**The problem**
Report each line from the listing that the string "this" appears in.

**Given records**
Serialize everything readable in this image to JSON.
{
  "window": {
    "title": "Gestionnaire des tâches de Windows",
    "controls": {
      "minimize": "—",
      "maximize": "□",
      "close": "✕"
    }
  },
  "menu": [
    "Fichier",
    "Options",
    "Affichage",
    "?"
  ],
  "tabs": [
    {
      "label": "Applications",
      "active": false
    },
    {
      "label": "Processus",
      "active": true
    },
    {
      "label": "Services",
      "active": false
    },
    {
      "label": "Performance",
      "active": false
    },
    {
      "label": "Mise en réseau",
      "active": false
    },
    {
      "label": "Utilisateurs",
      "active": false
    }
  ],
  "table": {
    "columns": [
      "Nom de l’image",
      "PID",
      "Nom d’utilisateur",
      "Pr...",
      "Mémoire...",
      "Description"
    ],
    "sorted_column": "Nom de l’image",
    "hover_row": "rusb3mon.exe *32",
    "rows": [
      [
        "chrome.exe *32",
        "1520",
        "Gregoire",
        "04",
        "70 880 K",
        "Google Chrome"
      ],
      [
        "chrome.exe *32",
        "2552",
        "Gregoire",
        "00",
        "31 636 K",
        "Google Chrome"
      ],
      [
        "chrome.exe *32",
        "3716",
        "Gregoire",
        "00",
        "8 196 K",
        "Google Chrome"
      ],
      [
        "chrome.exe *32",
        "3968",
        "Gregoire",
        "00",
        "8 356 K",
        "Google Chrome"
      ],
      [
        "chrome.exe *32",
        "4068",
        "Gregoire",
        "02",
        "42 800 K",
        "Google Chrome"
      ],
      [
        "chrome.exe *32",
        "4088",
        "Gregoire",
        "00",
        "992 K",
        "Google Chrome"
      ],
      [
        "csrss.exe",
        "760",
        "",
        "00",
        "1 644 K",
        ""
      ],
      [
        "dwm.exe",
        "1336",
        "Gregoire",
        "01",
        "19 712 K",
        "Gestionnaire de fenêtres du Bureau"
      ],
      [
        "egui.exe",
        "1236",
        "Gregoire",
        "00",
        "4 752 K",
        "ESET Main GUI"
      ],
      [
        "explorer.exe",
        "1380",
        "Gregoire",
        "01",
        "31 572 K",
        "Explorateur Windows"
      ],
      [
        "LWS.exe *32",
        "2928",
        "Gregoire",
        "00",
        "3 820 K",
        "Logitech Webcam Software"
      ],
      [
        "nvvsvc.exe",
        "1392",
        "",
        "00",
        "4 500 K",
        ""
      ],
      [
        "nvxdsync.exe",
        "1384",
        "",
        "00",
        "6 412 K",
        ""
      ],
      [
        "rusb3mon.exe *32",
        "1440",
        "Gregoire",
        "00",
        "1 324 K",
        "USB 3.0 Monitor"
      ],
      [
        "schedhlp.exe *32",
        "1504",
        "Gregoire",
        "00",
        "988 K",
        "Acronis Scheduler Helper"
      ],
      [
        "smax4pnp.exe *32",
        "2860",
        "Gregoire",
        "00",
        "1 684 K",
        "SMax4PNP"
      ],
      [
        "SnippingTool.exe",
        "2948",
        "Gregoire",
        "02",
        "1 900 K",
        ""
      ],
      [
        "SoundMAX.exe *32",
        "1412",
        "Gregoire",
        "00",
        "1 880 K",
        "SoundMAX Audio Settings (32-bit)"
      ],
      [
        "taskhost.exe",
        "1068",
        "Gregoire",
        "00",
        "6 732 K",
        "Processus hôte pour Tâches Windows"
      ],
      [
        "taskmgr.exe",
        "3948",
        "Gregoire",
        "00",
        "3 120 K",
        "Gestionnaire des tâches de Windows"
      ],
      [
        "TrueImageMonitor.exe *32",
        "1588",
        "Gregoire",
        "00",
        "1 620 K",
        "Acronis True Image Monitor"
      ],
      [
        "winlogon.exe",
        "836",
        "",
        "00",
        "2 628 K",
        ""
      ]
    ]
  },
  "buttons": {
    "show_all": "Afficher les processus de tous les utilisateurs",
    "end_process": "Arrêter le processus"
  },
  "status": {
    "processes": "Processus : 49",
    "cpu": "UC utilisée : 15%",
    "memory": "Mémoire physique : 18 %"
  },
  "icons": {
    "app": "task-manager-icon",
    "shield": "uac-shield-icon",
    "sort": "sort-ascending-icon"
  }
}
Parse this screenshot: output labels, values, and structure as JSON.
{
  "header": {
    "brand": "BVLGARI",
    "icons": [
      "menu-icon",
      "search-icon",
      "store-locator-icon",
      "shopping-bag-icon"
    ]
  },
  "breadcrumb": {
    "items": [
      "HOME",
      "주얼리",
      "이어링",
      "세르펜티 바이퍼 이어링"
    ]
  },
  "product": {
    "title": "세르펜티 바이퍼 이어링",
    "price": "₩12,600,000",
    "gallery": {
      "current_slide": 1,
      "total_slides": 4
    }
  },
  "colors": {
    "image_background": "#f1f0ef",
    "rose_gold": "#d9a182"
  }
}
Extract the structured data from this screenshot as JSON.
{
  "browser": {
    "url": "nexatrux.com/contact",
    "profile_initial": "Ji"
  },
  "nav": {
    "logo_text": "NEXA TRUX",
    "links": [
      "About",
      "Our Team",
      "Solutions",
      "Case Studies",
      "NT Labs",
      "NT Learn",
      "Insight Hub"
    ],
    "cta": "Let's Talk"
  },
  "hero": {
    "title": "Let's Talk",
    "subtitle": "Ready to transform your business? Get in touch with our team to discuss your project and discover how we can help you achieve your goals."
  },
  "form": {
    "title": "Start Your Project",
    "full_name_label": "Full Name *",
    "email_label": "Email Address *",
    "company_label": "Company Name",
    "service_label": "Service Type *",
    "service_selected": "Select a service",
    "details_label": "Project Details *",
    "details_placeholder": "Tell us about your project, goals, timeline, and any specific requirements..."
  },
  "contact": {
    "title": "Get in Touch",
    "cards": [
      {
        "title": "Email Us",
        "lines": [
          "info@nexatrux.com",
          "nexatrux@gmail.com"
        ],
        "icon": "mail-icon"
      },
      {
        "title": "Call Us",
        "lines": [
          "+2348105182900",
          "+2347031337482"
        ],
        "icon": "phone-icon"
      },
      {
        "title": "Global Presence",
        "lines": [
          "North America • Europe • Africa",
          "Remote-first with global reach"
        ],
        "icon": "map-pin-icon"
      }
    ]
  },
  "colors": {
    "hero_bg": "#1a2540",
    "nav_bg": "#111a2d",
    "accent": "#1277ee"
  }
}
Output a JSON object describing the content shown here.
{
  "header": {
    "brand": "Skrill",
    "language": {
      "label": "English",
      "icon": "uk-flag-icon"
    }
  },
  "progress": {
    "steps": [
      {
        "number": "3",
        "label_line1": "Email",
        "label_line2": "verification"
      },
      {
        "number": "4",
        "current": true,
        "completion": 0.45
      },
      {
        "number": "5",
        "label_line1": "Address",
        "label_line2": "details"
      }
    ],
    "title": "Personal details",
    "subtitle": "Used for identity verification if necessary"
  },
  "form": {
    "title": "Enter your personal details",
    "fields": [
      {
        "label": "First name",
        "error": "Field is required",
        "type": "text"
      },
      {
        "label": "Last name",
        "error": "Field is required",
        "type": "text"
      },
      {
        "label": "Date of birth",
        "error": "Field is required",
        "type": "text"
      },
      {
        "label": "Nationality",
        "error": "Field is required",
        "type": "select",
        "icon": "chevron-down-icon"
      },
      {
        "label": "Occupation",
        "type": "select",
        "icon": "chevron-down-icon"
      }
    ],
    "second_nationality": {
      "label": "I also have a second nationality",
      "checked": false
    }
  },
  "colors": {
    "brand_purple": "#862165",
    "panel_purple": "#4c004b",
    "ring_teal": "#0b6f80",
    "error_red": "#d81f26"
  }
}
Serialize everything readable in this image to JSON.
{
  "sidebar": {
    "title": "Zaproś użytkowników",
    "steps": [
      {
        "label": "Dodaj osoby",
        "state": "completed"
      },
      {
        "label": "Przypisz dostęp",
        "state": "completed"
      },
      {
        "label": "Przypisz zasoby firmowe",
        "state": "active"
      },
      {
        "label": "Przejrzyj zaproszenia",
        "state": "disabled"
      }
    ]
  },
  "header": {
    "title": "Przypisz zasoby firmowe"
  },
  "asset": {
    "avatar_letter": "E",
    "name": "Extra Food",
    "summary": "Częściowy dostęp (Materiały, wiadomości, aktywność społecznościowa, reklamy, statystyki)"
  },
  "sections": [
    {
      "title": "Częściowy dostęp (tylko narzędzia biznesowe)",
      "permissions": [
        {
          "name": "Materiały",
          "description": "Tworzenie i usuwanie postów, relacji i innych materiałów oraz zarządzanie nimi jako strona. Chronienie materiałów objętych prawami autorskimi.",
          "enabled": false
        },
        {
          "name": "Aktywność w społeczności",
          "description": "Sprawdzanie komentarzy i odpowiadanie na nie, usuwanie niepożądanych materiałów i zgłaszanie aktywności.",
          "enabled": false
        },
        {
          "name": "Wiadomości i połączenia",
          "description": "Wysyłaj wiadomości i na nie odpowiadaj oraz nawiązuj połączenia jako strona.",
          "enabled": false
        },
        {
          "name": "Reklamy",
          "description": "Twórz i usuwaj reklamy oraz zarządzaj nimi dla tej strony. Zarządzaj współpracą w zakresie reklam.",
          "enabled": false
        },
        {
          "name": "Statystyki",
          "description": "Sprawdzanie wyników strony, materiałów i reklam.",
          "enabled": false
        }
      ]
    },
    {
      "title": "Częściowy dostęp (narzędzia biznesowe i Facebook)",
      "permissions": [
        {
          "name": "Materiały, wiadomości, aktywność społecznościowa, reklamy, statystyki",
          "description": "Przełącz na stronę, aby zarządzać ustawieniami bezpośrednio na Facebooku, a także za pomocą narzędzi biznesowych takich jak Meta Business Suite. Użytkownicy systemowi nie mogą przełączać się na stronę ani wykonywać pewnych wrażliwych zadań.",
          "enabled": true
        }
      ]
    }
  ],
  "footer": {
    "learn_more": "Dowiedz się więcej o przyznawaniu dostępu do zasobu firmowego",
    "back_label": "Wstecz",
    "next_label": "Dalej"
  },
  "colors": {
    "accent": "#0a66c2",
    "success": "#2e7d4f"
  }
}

**Answer box**
Serialize everything readable in this image to JSON.
Parse this screenshot: output labels, values, and structure as JSON.
Extract the structured data from this screenshot as JSON.
Serialize everything readable in this image to JSON.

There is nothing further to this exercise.